Stored data
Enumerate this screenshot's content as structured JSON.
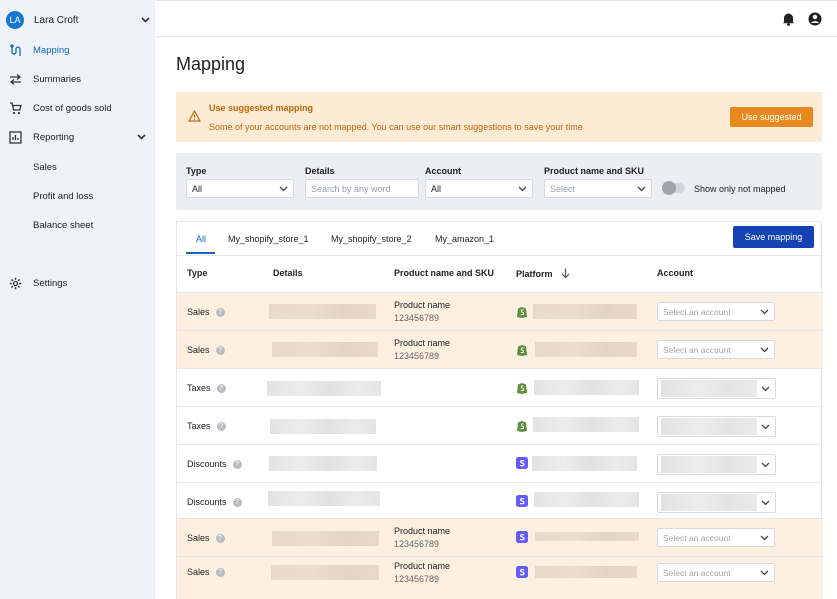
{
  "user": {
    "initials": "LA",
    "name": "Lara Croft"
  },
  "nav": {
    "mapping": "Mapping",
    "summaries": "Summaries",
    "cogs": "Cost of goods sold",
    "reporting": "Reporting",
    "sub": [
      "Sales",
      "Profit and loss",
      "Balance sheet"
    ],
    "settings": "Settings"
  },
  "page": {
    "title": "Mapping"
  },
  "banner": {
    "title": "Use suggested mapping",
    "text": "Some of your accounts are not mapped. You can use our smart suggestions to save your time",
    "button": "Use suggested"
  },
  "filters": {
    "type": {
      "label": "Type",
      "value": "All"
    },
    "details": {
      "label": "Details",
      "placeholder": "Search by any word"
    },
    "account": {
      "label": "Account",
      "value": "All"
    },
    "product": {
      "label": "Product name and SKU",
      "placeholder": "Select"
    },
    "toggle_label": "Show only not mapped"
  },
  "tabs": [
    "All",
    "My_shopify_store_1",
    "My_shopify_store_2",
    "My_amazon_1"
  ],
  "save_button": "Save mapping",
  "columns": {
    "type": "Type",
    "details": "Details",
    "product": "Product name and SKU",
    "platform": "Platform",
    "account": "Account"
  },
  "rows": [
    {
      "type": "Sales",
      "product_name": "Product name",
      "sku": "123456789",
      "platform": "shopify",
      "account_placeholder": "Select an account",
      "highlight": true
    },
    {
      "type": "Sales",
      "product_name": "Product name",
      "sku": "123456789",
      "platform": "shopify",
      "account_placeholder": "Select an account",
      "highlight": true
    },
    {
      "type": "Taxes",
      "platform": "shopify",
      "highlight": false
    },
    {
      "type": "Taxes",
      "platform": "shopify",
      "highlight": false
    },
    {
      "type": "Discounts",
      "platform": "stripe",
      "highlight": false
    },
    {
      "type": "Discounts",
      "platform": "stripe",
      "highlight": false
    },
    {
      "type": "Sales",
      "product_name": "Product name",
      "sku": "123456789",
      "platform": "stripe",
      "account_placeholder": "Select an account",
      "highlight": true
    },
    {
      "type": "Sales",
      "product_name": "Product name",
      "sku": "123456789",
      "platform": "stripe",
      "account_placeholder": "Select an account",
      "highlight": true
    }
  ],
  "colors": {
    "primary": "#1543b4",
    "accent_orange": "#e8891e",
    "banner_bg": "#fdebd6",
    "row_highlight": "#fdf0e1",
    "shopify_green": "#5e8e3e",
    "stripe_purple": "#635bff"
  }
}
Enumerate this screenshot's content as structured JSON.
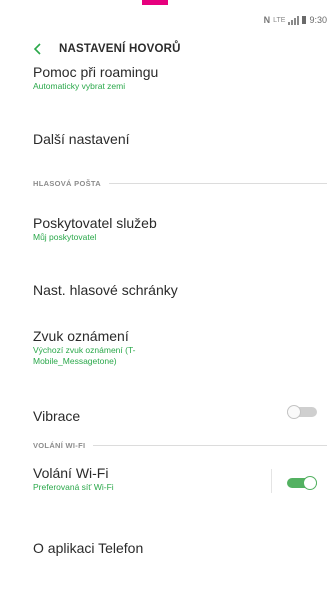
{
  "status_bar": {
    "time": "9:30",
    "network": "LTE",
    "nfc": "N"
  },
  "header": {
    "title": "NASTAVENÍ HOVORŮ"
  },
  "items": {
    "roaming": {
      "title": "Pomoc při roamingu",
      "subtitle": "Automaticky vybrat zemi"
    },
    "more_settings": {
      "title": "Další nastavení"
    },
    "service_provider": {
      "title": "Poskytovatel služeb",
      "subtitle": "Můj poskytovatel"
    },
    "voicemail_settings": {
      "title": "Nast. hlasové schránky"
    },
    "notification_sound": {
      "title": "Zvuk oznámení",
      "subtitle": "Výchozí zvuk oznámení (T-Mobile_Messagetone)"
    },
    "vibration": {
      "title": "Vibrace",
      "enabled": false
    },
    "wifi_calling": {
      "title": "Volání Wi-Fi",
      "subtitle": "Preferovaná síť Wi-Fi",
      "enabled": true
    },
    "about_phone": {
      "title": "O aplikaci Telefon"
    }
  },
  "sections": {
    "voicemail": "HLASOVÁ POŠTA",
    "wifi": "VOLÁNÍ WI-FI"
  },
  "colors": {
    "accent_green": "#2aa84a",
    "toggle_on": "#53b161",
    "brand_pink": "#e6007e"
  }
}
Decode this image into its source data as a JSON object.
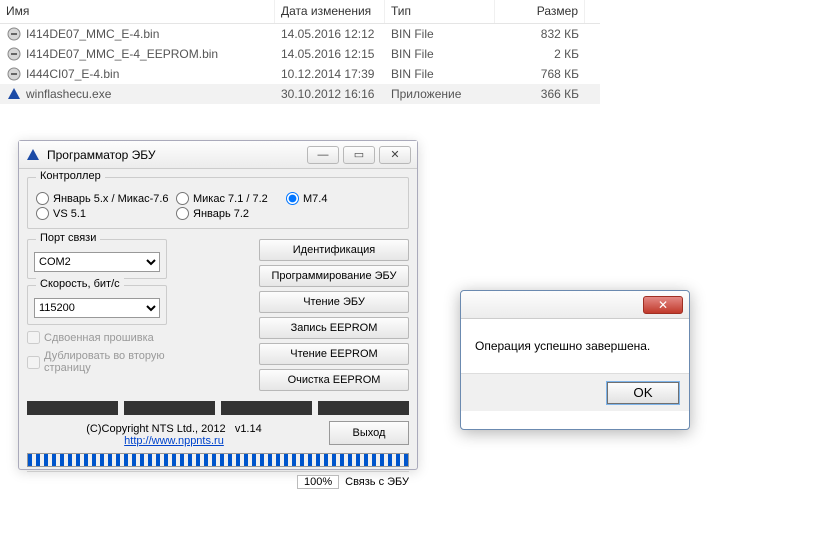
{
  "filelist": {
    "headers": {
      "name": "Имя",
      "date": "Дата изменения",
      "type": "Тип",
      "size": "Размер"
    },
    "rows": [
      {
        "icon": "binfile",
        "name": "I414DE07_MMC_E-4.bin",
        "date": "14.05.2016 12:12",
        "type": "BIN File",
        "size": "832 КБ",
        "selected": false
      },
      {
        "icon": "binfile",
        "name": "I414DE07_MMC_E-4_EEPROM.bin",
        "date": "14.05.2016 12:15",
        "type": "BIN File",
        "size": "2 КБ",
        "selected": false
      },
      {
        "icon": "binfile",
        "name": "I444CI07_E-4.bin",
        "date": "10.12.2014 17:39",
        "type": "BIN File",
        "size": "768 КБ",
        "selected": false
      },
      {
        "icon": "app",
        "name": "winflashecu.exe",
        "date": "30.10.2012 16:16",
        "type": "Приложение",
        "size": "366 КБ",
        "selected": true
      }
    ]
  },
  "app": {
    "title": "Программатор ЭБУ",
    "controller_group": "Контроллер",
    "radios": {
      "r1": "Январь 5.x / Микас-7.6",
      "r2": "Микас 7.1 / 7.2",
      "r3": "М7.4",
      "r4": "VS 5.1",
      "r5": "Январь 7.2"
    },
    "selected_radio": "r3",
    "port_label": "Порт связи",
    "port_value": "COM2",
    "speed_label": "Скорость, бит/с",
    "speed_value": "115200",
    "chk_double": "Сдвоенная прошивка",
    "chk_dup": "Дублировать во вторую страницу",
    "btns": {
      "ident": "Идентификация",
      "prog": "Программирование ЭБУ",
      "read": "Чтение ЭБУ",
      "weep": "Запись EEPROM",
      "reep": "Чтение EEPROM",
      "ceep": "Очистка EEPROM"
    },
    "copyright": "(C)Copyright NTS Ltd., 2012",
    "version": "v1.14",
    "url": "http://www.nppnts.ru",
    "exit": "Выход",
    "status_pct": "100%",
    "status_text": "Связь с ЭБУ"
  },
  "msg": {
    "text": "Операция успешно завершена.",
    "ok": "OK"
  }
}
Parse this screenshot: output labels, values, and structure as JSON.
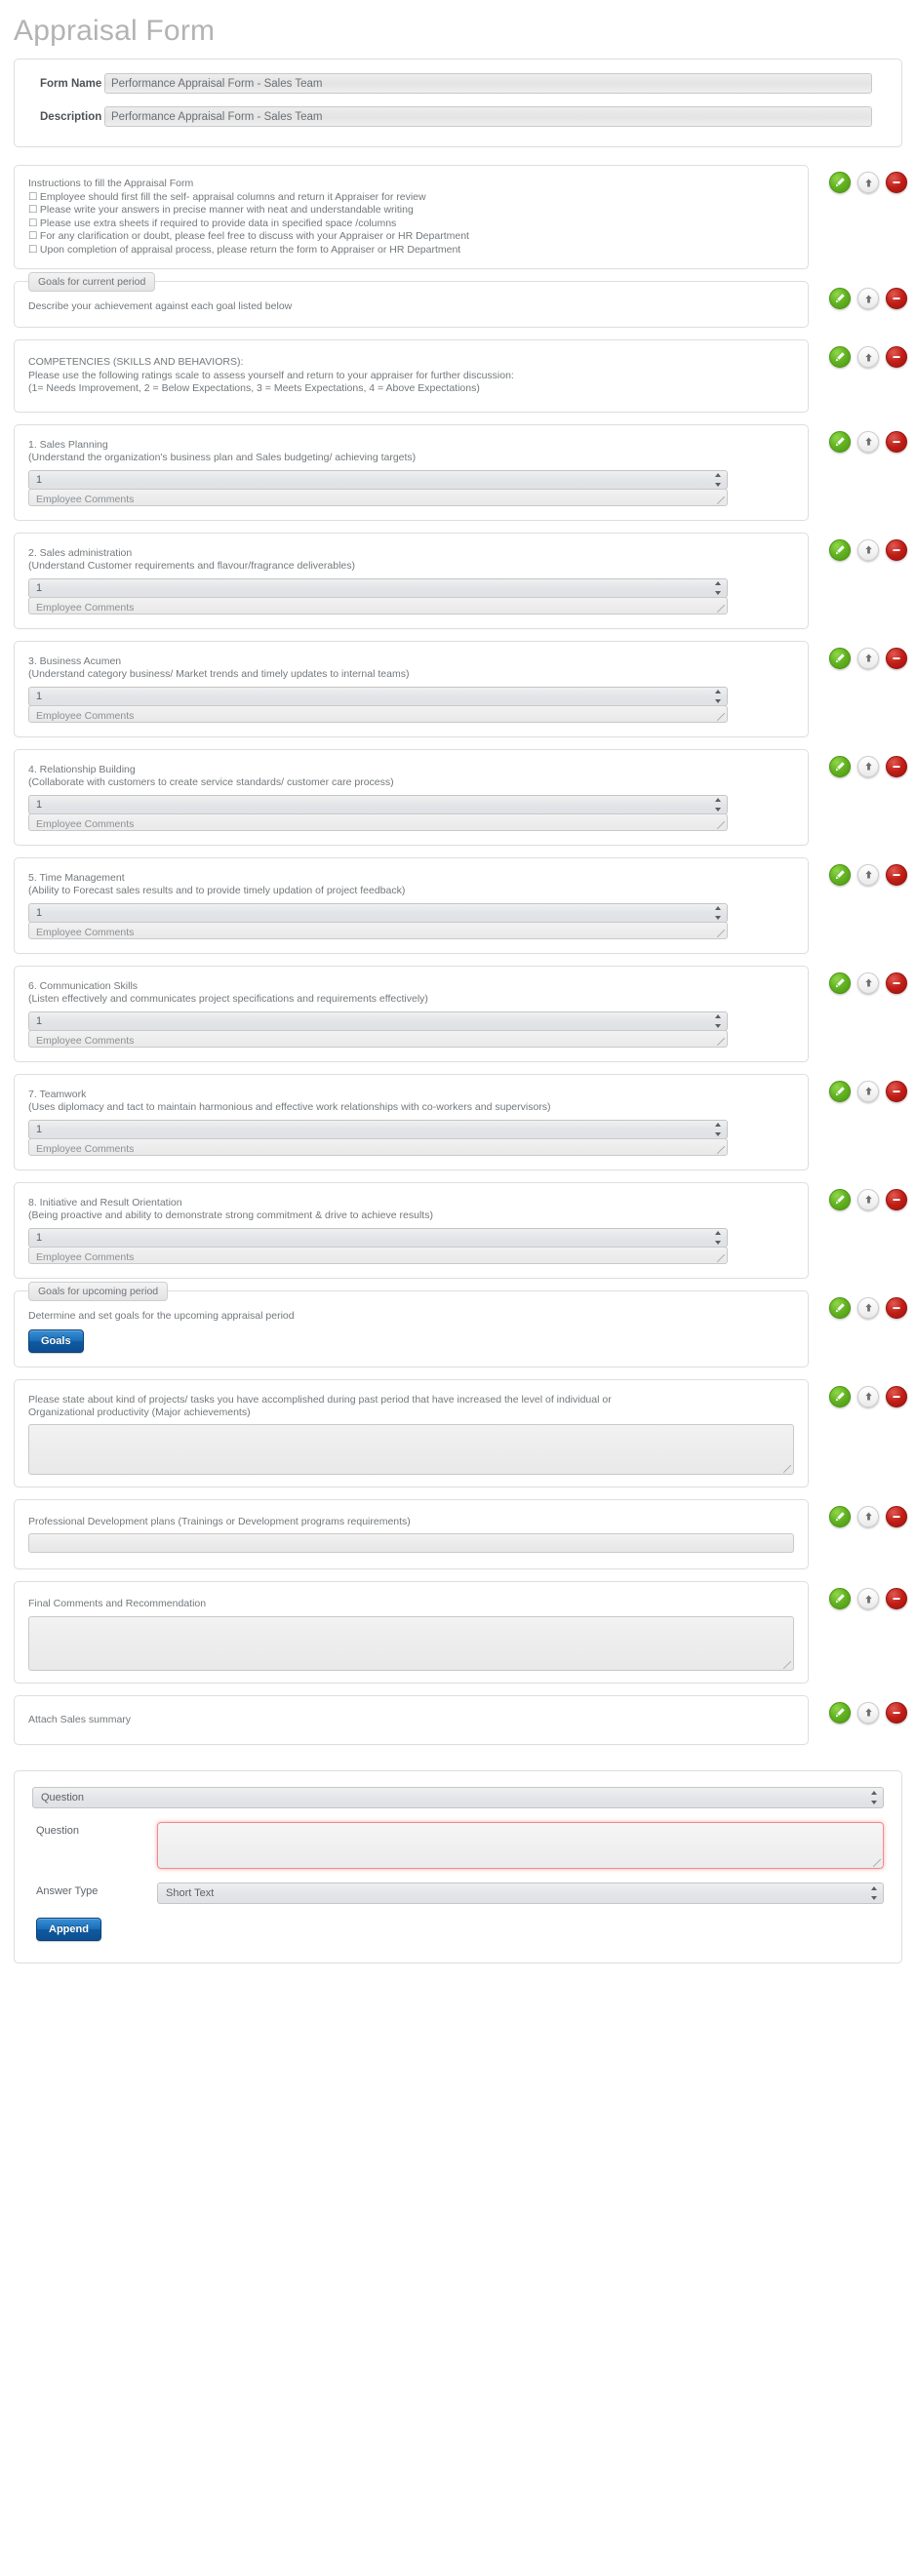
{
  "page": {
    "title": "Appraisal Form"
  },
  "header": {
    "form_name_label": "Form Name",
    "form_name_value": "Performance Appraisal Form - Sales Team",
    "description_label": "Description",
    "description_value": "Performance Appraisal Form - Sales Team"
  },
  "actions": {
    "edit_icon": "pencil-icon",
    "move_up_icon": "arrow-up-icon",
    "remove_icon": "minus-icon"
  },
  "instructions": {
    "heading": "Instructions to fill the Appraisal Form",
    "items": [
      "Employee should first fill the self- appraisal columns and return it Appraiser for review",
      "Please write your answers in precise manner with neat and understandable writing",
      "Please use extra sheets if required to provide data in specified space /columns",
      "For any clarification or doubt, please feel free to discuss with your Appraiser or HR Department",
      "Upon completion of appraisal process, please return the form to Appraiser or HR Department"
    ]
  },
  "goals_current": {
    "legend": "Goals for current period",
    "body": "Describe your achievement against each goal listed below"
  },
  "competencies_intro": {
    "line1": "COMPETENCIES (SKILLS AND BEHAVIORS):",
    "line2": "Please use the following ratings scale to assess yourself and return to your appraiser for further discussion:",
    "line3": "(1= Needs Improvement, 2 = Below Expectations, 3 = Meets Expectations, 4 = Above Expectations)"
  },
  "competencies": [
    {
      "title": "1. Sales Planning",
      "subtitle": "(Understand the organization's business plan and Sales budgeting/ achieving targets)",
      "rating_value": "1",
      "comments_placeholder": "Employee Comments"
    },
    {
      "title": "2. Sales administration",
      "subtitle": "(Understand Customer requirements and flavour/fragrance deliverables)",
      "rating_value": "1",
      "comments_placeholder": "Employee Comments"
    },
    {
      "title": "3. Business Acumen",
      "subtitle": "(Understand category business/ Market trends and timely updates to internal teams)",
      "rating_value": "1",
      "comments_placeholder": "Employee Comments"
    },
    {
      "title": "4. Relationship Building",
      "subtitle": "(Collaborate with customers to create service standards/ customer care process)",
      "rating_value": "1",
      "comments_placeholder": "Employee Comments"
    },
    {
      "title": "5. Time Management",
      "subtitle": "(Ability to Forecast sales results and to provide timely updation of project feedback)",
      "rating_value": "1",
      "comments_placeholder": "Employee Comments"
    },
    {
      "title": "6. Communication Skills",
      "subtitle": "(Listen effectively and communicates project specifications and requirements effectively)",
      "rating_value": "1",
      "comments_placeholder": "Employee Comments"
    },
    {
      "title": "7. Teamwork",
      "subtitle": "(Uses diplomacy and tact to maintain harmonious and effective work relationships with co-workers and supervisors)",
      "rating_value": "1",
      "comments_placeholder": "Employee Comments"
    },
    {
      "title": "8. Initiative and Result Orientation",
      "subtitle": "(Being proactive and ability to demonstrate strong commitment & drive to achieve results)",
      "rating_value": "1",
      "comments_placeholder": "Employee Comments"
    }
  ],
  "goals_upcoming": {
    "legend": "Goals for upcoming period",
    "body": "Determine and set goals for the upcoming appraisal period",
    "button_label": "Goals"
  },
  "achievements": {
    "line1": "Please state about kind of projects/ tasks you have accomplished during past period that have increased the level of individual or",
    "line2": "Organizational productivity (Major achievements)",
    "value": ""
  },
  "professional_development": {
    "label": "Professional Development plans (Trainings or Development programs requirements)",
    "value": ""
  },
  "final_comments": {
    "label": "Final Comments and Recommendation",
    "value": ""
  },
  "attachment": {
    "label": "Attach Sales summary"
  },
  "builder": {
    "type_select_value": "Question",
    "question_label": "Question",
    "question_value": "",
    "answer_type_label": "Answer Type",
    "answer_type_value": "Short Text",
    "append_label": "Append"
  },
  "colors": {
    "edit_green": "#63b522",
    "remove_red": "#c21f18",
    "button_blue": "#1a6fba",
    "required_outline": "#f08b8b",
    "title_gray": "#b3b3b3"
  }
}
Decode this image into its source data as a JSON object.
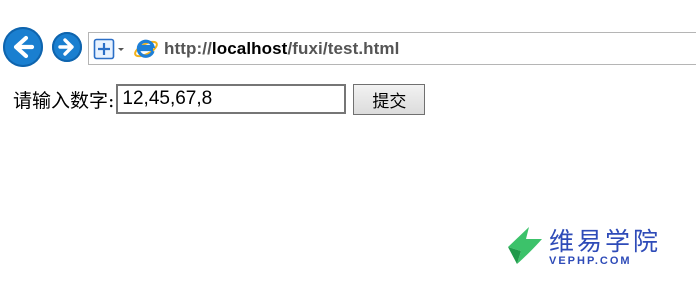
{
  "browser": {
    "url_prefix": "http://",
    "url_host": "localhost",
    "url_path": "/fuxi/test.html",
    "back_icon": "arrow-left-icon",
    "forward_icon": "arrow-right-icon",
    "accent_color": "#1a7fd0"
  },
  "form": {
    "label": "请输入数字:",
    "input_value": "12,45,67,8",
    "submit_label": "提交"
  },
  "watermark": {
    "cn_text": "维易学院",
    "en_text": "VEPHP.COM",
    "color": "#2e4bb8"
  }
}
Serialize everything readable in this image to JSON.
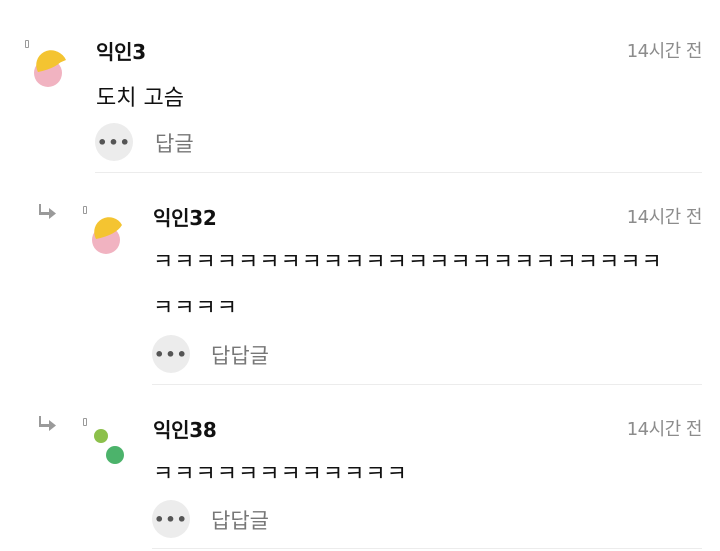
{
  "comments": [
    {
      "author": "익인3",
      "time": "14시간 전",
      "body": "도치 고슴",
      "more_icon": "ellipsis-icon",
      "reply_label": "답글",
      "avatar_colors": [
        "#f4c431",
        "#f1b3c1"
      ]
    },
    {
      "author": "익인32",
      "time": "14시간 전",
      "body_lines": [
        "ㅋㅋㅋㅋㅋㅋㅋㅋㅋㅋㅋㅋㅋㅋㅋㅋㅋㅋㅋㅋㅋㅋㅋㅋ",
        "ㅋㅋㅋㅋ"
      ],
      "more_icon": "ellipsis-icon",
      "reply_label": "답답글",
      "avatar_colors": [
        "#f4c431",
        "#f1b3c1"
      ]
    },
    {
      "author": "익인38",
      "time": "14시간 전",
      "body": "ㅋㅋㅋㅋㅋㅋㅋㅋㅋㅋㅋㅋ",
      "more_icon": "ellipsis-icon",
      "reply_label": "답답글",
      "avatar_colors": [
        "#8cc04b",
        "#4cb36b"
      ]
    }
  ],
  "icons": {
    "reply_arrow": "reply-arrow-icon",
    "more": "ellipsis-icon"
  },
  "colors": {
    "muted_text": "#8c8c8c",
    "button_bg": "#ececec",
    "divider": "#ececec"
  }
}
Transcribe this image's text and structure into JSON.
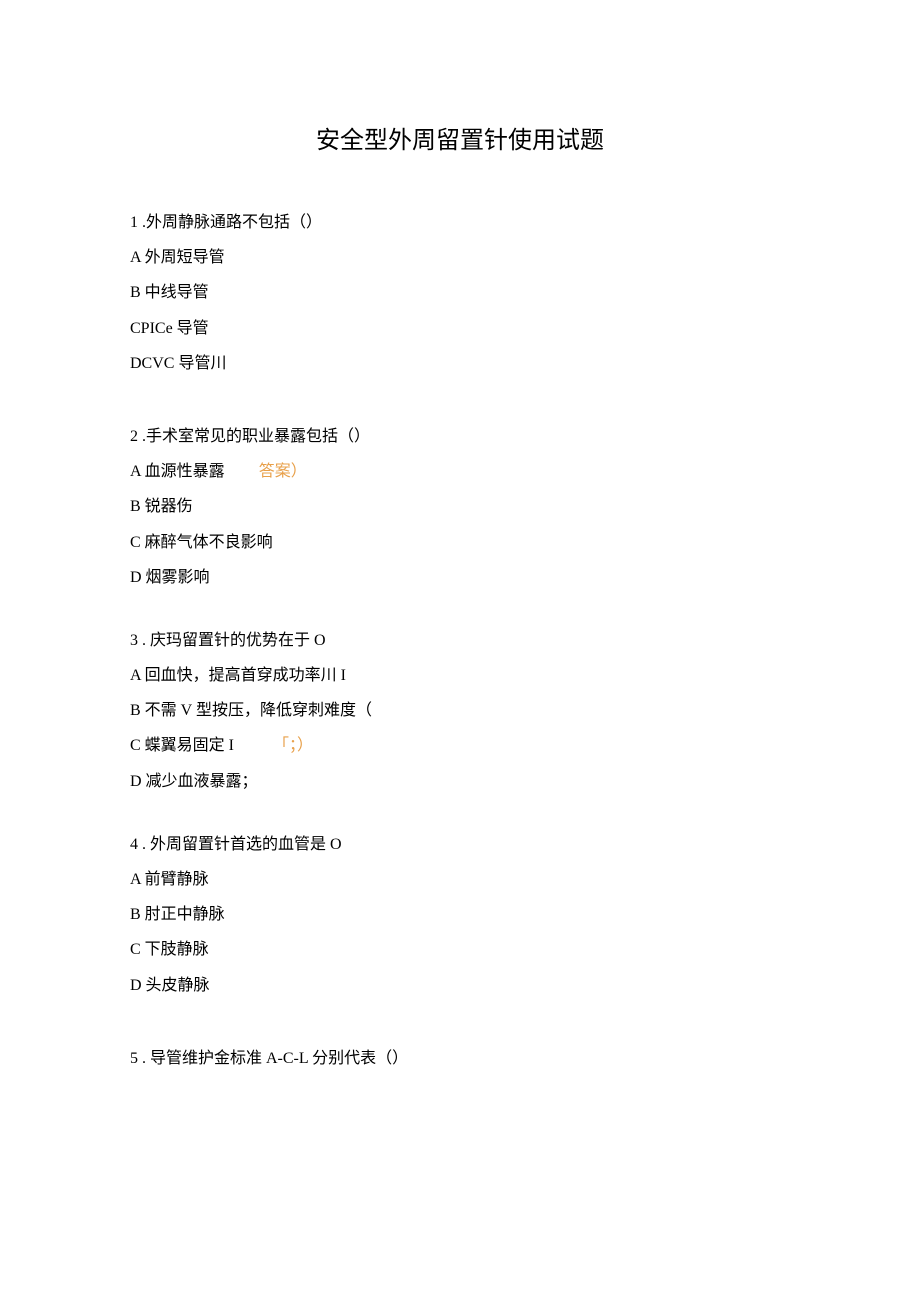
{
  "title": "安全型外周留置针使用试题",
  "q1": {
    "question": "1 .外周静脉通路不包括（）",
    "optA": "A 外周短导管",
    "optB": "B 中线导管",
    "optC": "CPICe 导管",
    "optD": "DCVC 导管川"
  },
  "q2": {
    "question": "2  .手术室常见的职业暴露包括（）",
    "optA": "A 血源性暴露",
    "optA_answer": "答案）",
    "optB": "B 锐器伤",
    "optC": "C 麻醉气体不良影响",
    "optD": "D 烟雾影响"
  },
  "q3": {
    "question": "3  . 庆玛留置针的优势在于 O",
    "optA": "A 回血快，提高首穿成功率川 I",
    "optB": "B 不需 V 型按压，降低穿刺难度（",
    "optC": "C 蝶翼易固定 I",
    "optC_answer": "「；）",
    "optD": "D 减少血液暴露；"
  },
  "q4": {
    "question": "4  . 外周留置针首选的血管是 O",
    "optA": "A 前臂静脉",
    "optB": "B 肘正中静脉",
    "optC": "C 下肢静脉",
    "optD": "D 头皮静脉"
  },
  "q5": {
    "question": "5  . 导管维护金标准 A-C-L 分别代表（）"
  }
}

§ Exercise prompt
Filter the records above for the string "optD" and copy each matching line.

§ Solution to this exercise
    "optD": "DCVC 导管川"
    "optD": "D 烟雾影响"
    "optD": "D 减少血液暴露；"
    "optD": "D 头皮静脉"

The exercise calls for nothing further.